We passed through a succession of small towns and small places that advertised good country cooking and homemade peach ice cream, and a miniature golf course and burger place. There was a succession of churches with adjoining cemeteries.

Just before we arrived at the Sawmill Creek Resort we passed a restaurant called Lemmy’s. The all-you-can-eat lake perch got my attention, but the real reason I wanted to go there was because of the large green serpent on the side of the building. I’d later learn that Lemmy is the Lake Erie Monster.

It was actually overcast when we went by. Source: Google Maps. Again I didn't have time to get out my camera. I should just take continuous rolling video of all road trips.

It was actually overcast when we went by.
Source: Google Maps. Again I didn’t have time to get out my camera. I should just take continuous rolling video of all road trips.

The resort itself is on the edge of Lake Erie. I walked down to the marina where the Sawmill Explorer was docked and resisted the temptation to jump it in and take it out onto the lake. The water stretched to the horizon like a calm ocean. A few nights later we’d go to a bonfire on the resort’s private beach where I found rocks rubbed flat and smooth and put my feet in chilly Lake Erie. The only other thing I could have wanted was an appearance by Lemmy.

The resort had open areas decorated with bits of Native American history, fireplaces, a bear rug.

019013

 

 

 

 

 

 

 

When we went off the interstate my first thought was that we’d be driving through nothing in the middle of nowhere, but then I corrected myself. No matter where you are it’s still somewhere. Every place has something that makes it interesting. Maybe I have a skill for finding it because I have such a low tolerance for boredom. Or maybe it’s because all you have to do to see something is look around.

015

 

 

This is one of those displays of Native American art. The mask on the far left represents the first European they encountered, who just happened to be my great uncle Willie.

This is one of those displays of Native American art. The mask on the far left represents the first European they encountered, who just happened to be my great uncle Willie.

025

 

 

4 Comments

  1. Pinknoam

    Very nice, I often like to wander off the beaten track to find things I’ve never seen before. It’s even better when you find a small country pub you never knew about so you can sit down with a pint and chat to the locals. Drunk farmers in pubs invariably have fascinating stories to tell.

    Reply
    1. Christopher Waldrop (Post author)
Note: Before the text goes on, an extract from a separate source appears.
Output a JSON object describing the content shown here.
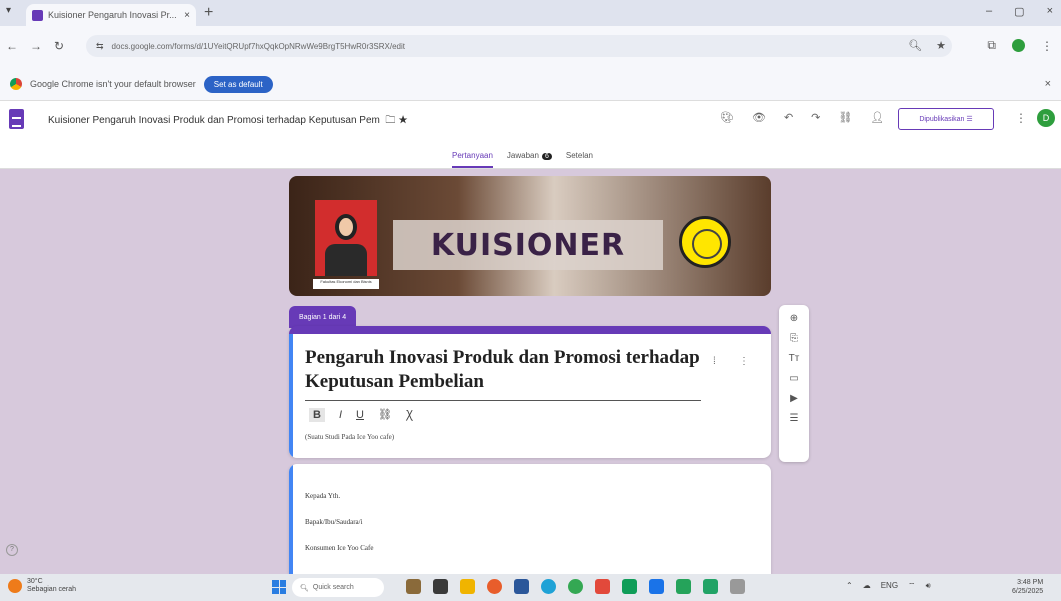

      Yes! When friends ask me, “I’m going to England, what should I do?” I tell them, “Go to a rural pub.” Being an American I seemed to find interesting people in every pub I went in, but the rural pubs were the most interesting. It was in a pub off the beaten track in Carmarthen that I was told I was sitting next to Ben, the pub’s 16th century ghost.
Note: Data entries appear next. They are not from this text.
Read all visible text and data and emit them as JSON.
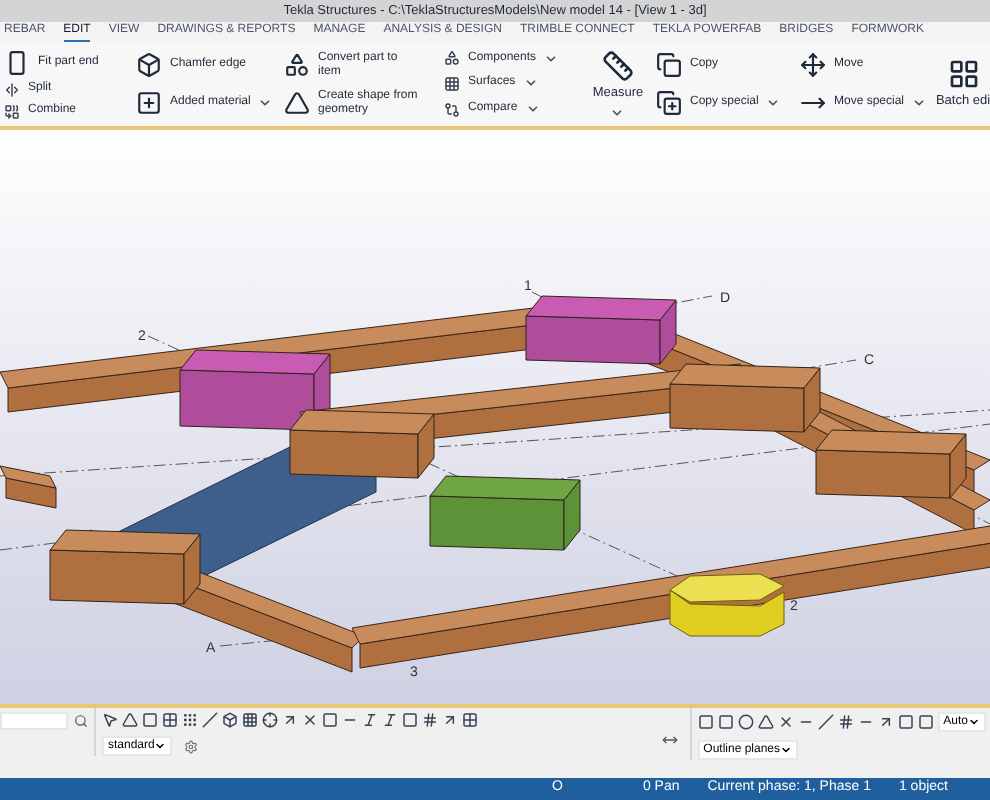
{
  "window": {
    "title": "Tekla Structures - C:\\TeklaStructuresModels\\New model 14  - [View 1 - 3d]"
  },
  "tabs": [
    {
      "label": "REBAR",
      "selected": false
    },
    {
      "label": "EDIT",
      "selected": true
    },
    {
      "label": "VIEW",
      "selected": false
    },
    {
      "label": "DRAWINGS & REPORTS",
      "selected": false
    },
    {
      "label": "MANAGE",
      "selected": false
    },
    {
      "label": "ANALYSIS & DESIGN",
      "selected": false
    },
    {
      "label": "TRIMBLE CONNECT",
      "selected": false
    },
    {
      "label": "TEKLA POWERFAB",
      "selected": false
    },
    {
      "label": "BRIDGES",
      "selected": false
    },
    {
      "label": "FORMWORK",
      "selected": false
    }
  ],
  "ribbon": [
    {
      "kind": "rows",
      "items": [
        {
          "label": "Fit part end",
          "kind": "large",
          "dropdown": false
        },
        {
          "label": "Split",
          "kind": "small",
          "dropdown": false
        },
        {
          "label": "Combine",
          "kind": "small",
          "dropdown": false
        }
      ]
    },
    {
      "kind": "rows",
      "items": [
        {
          "label": "Chamfer edge",
          "kind": "large",
          "dropdown": false
        },
        {
          "label": "Added material",
          "kind": "large",
          "dropdown": true
        }
      ]
    },
    {
      "kind": "rows",
      "items": [
        {
          "label": "Convert part to item",
          "kind": "large",
          "dropdown": false
        },
        {
          "label": "Create shape from geometry",
          "kind": "large",
          "dropdown": false
        }
      ]
    },
    {
      "kind": "rows",
      "items": [
        {
          "label": "Components",
          "kind": "small",
          "dropdown": true
        },
        {
          "label": "Surfaces",
          "kind": "small",
          "dropdown": true
        },
        {
          "label": "Compare",
          "kind": "small",
          "dropdown": true
        }
      ]
    },
    {
      "kind": "tall",
      "items": [
        {
          "label": "Measure",
          "dropdown": true
        }
      ]
    },
    {
      "kind": "rows",
      "items": [
        {
          "label": "Copy",
          "kind": "large",
          "dropdown": false
        },
        {
          "label": "Copy special",
          "kind": "large",
          "dropdown": true
        }
      ]
    },
    {
      "kind": "rows",
      "items": [
        {
          "label": "Move",
          "kind": "large",
          "dropdown": false
        },
        {
          "label": "Move special",
          "kind": "large",
          "dropdown": true
        }
      ]
    },
    {
      "kind": "tall",
      "items": [
        {
          "label": "Batch edi",
          "dropdown": false
        }
      ]
    }
  ],
  "grid_labels": [
    "1",
    "D",
    "2",
    "C",
    "A",
    "3",
    "2"
  ],
  "toolbar": {
    "selects": [
      {
        "label": "standard"
      },
      {
        "label": "Outline planes"
      },
      {
        "label": "Auto"
      }
    ]
  },
  "status_bar": [
    "O",
    "0 Pan",
    "Current phase: 1, Phase 1",
    "1 object"
  ]
}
      Reply
  2. Gina W.

    Wow, you just threw out the Great Uncle Willie tidbit as an aside. That’s an interesting story. You could probably devote a an entire post to that incident. Do you know if Uncle Willie was a dour man? He doesn’t seem particularly happy in this representation.

    Reply
    1. Christopher Waldrop (Post author)
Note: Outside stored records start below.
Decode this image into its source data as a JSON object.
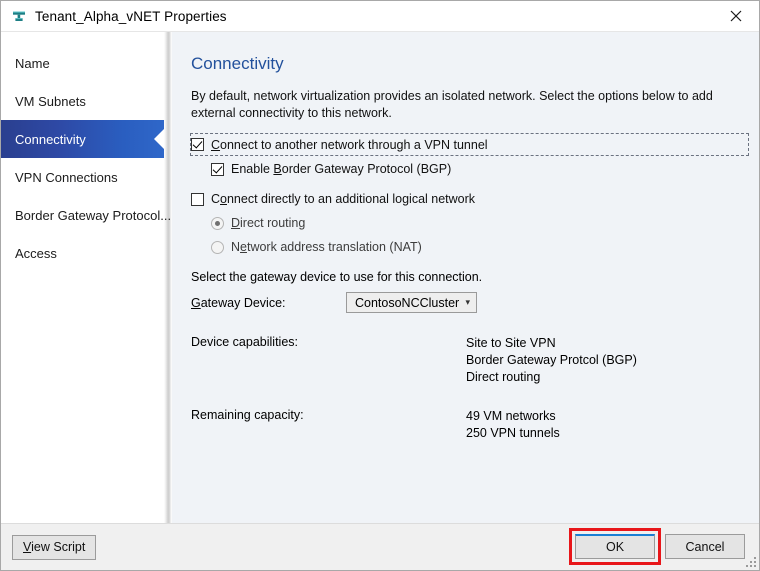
{
  "window": {
    "title": "Tenant_Alpha_vNET Properties",
    "icon": "network-subnet-icon",
    "close_icon": "close-icon"
  },
  "sidebar": {
    "items": [
      {
        "label": "Name",
        "selected": false
      },
      {
        "label": "VM Subnets",
        "selected": false
      },
      {
        "label": "Connectivity",
        "selected": true
      },
      {
        "label": "VPN Connections",
        "selected": false
      },
      {
        "label": "Border Gateway Protocol...",
        "selected": false
      },
      {
        "label": "Access",
        "selected": false
      }
    ],
    "selected_accent": "#2a4fa8"
  },
  "content": {
    "heading": "Connectivity",
    "heading_color": "#23519c",
    "description": "By default, network virtualization provides an isolated network. Select the options below to add external connectivity to this network.",
    "vpn_checkbox": {
      "label_prefix": "",
      "label_ak": "C",
      "label_rest": "onnect to another network through a VPN tunnel",
      "checked": true,
      "focused": true
    },
    "bgp_checkbox": {
      "label_prefix": "Enable ",
      "label_ak": "B",
      "label_rest": "order Gateway Protocol (BGP)",
      "checked": true
    },
    "logical_checkbox": {
      "label_prefix": "C",
      "label_ak": "o",
      "label_rest": "nnect directly to an additional logical network",
      "checked": false
    },
    "direct_routing_radio": {
      "label_prefix": "",
      "label_ak": "D",
      "label_rest": "irect routing",
      "checked": true,
      "disabled": true
    },
    "nat_radio": {
      "label_prefix": "N",
      "label_ak": "e",
      "label_rest": "twork address translation (NAT)",
      "checked": false,
      "disabled": true
    },
    "gateway_instruction": "Select the gateway device to use for this connection.",
    "gateway_label_prefix": "",
    "gateway_label_ak": "G",
    "gateway_label_rest": "ateway Device:",
    "gateway_value": "ContosoNCCluster",
    "gateway_caret": "chevron-down-icon",
    "device_capabilities_label": "Device capabilities:",
    "device_capabilities": [
      "Site to Site VPN",
      "Border Gateway Protcol (BGP)",
      "Direct routing"
    ],
    "remaining_capacity_label": "Remaining capacity:",
    "remaining_capacity": [
      "49 VM networks",
      "250 VPN tunnels"
    ]
  },
  "footer": {
    "view_script_prefix": "",
    "view_script_ak": "V",
    "view_script_rest": "iew Script",
    "ok_label": "OK",
    "cancel_label": "Cancel",
    "ok_highlight_color": "#e8161a",
    "ok_accent_color": "#1a7fd4"
  }
}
      He wasn’t particularly dour, really, from what I know. He wasn’t nearly as interesting as my Uncle Rupert, perhaps best known in the family for his failed attempt to drive to Europe during World War II. He had a brother named Randall. My grandfather would say that between Rupert and Randall they had one full brain, but Randall was using it most of the time.

      Reply

Leave a Comment

Your email address will not be published.

CommentLuv badge

%d bloggers like this: